Trump and National Security Critics Need to Reconcile
President Trump has done something his critics said he would never do. He has changed his mind on some major issues—and admitted that he did so.
In the most explicit example of a policy turnaround, the president said he no longer considers NATO “obsolete.” However, he did stick to his argument that several member nations are not paying their fair share for the common European/Atlantic defense.
At their meeting last week, Jens Stoltenberg, NATO Secretary General, agreed that financial commitments are lagging and praised the U.S. president for highlighting the issue. Under Trump’s prodding, three member states have now increased their contribution to the stipulated 2 per cent of GDP, with more to follow.

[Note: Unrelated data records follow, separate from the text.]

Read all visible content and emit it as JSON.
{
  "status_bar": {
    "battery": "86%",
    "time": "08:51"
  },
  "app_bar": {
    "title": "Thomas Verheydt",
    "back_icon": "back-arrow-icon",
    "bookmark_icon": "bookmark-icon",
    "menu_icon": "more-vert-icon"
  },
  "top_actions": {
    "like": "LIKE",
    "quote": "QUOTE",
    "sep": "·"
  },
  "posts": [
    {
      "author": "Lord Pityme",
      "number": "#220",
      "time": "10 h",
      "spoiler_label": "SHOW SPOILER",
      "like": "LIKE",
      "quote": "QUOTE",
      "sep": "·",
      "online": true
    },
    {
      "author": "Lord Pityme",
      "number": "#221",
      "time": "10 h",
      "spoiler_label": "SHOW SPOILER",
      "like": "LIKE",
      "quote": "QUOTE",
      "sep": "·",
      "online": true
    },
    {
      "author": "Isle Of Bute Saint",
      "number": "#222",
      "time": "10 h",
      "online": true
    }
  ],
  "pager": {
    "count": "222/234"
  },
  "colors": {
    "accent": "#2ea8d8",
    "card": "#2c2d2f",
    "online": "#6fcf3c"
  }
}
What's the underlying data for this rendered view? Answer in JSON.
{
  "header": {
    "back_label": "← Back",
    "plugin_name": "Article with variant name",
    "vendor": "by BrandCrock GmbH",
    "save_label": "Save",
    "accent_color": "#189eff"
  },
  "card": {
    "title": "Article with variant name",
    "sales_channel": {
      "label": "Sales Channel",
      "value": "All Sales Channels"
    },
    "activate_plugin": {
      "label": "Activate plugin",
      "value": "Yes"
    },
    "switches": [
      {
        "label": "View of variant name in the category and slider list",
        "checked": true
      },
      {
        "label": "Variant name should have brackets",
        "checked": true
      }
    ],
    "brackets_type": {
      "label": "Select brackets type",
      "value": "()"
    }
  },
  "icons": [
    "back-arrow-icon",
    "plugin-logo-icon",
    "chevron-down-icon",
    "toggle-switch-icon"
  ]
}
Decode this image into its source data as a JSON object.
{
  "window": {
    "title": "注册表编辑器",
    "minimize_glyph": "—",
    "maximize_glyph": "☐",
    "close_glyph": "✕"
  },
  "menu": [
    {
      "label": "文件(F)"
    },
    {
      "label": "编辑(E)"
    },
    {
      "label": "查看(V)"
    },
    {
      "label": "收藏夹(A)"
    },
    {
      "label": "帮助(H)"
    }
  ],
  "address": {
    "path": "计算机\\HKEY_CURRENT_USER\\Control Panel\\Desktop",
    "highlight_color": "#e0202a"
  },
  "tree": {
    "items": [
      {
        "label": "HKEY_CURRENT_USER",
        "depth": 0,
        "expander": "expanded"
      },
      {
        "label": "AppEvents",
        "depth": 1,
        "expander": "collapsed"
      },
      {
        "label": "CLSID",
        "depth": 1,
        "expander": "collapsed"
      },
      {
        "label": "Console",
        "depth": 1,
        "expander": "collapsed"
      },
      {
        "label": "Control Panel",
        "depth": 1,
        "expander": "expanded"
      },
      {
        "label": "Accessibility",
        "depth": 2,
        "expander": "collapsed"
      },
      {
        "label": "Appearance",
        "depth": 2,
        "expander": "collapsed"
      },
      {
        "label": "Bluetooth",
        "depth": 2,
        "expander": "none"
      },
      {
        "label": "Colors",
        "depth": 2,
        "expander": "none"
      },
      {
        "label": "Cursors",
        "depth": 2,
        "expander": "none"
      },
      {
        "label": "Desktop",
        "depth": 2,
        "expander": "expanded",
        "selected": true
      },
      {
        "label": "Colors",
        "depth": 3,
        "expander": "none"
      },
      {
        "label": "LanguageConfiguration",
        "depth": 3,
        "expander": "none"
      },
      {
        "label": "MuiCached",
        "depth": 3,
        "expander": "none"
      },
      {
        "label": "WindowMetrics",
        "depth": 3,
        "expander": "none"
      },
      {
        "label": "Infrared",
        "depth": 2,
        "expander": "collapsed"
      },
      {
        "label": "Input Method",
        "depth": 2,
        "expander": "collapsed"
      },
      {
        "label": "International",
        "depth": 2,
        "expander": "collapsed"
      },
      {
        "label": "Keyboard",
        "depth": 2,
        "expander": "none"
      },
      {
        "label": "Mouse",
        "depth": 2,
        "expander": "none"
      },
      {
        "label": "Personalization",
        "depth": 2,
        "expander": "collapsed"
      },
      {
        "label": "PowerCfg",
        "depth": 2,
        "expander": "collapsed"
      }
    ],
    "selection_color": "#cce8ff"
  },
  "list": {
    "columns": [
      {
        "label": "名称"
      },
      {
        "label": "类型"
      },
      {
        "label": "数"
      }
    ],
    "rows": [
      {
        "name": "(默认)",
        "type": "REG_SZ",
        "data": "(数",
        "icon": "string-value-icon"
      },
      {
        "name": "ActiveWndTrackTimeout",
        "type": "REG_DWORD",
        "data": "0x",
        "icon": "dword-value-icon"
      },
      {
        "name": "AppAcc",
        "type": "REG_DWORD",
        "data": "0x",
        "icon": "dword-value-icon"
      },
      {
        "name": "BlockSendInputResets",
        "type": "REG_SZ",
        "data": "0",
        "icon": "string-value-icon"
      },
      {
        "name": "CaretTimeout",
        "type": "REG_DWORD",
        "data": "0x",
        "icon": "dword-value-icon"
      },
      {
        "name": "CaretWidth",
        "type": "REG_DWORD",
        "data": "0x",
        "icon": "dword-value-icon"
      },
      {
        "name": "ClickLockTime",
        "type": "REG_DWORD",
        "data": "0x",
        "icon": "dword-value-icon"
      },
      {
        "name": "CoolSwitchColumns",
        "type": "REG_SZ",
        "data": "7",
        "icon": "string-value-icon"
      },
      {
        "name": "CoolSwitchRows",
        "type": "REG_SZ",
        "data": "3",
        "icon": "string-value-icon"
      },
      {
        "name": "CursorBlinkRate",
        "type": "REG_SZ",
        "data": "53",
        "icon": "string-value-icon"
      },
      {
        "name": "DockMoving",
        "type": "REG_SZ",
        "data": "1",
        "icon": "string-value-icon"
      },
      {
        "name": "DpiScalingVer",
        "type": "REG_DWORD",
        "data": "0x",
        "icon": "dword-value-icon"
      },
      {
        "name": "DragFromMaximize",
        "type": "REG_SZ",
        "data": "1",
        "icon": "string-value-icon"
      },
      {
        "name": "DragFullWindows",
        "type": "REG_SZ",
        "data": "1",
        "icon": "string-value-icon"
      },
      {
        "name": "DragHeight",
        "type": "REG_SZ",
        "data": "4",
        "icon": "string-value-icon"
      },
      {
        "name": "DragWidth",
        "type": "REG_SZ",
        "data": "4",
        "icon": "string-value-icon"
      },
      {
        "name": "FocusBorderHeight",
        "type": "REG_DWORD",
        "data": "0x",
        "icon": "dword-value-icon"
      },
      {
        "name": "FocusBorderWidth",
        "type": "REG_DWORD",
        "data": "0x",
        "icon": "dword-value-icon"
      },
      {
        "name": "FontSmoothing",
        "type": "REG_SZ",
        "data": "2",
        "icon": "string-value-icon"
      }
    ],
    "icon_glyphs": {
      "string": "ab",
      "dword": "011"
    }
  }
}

The other dramatic example of the president’s new thinking was last week's cruise missile strike against the Syrian airfield from which Bashar al-Assad launched a chemical weapons attack on his own people. After an even more lethal attack in 2013 that crossed President Obama’s famous “red line,” candidate Trump cautioned his predecessor against a U.S. military response. “What can you gain by bombing Syria?” he asked.
What changed his mind, he acknowledged, were the televised images of Syrian children, including babies, gasping for breath and dying in terrible agony. (Criticized earlier as lacking compassion for Muslim children trying to enter the U.S., he was now faulted for reacting "on the basis of emotion.")
In a Wall Street Journal interview, the president also moderated previous positions on economic retaliation against China. He said he would not label it a currency manipulator and might not crack down as strictly on the trade imbalance as he promised during the campaign.
However, on those points, he made clear he expected something significant and tangible in return for his forbearance, namely, China’s meaningful help on resolving the North Korean nuclear problem. In effect, he changed a tactical position as president in order to achieve a strategic objective he had consistently advocated in the campaign. There is evidence Xi Jinping is taking the Trump message seriously.
Meanwhile, Secretary of State Tillerson and United Nations Ambassador Haley lambasted Russia for supporting the Assad regime and his criminal actions and promised to retain sanctions on Russia as long as it continues to violate Ukraine's sovereignty. The supposedly cozy Trump-Putin bromance has now dissipated in the face of moral outrage, geopolitical reality, and the burdens of presidential office.
Now that the president has confounded his critics by demonstrating a deftness and agility in the policy area that many thought candidate Trump lacked, a little reciprocal humility and grace seems in order. In particular, there are the 122 former defense and foreign policy officials who signed the anti-Trump letter drafted and circulated by Eliot Cohen.
I added my name after the letter was published, strongly resisted the Trump nomination until it was a formal reality and there was no viable alternative, then just as vigorously opposed the Clinton candidacy and, encouraged by his statements on Asian security, welcomed a Trump victory. Throughout the process I was motivated by the urgent need to prevent a continuation of the dangerously weak Obama/Clinton/Kerry foreign policies of the past eight years—for me, "never Trump" was trumped by "never the Clintons again."
While I would have written the protest letter somewhat differently, I regret neither my preference for other Republicans I thought at the time more likely to defeat Clinton, nor my subsequent support for Trump, the change agent over the status quo alternative.
In any event, whatever our collective or individual misgivings during the nomination and/or election periods, the campaign is over, we have a new president, and he leads a country under multiple foreign threats. He has assembled a first-class national security team at the Cabinet level and has proved himself receptive to the new facts, fresh ideas, and quality advice they have provided on key issues.
The president has earned broad approval for his firm, no-nonsense approach toward Russia and China and their despotic client allies, Syria and North Korea, and for the support he and his administration have offered Taiwan, Japan, South Korea, Ukraine, the Baltics, and NATO.
The competent performance that has already brought positive results should prompt former critics to look forward, not back, when gauging administration policies and the desirability of serving it. The president should do the same when judging future loyalty from a talented, experienced, and patriotic national security bench. It is time to end the mutual boycott; it is time for all hands on deck.
Joseph Bosco served in the office of the secretary of defense, 2002-2010.